Despite the similarity in name, former President George Bush is not a descendant of the George Bush who was one of the early pioneers of the state of Washington. Indeed, it is a commonly held historical opinion that the state of Washington owes its origins to the fact that this particular George Bush was mulatto.
The government had prohibited blacks from settling anywhere in Oregon territory during the migrations west in the first few decades of the last century. To avoid this, Bush and the party of white pioneer families he had travelled with from Missouri, pushed upward into British territory in 1844. It was not likely that he would be disturbed if the wagon train he led set down stakes across the Columbia river since the sheriff was not required by law to travel that far north.
Because of the care and generosity he showed to other newcomers like himself, there were soon enough American settlers in this area ready to nullify whatever claims the British had originally laid to it. In 1853 this newly enlarged territory of Oregon was officially declared an American State. In 1889, this portion north of the Columbia, because of its size, formally entered the union as the State of Washington.
Once under American jurisdiction, however, Bush found himself in Oregon the target of the same "black laws" he had travelled so far north to escape. It took a special bill introduced by a particularly close friend of his who had been elected to the senate, to have him exempted from so racist a piece of legislation.
Despite the political significance of this incident, it nevertheless is a demonstration of the kind of social influence George Bush and his family enjoyed. Indeed, the eldest of his six sons, George Owen Bush, was himself elected to serve as one of Washington State's first senators. Today, Bush's descendants are all white.

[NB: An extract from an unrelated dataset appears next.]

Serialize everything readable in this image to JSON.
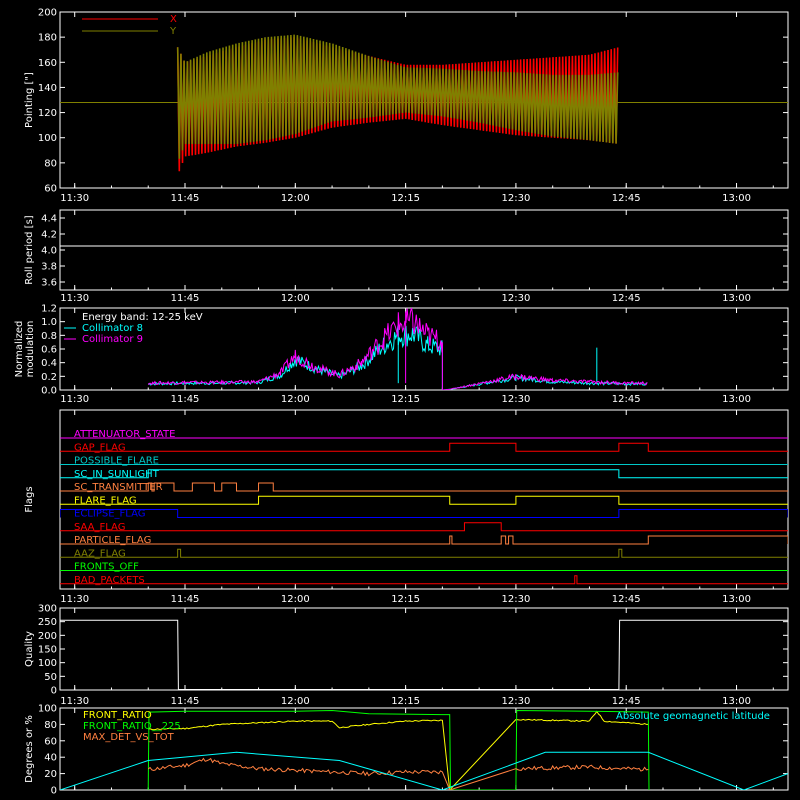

A great many thanks to Mr. Roger H. Newman of Olympia, Washington for providing the names of those families which can trace their lines back to this pioneer:
Researched and Written by Mario de Valdes y Cocom.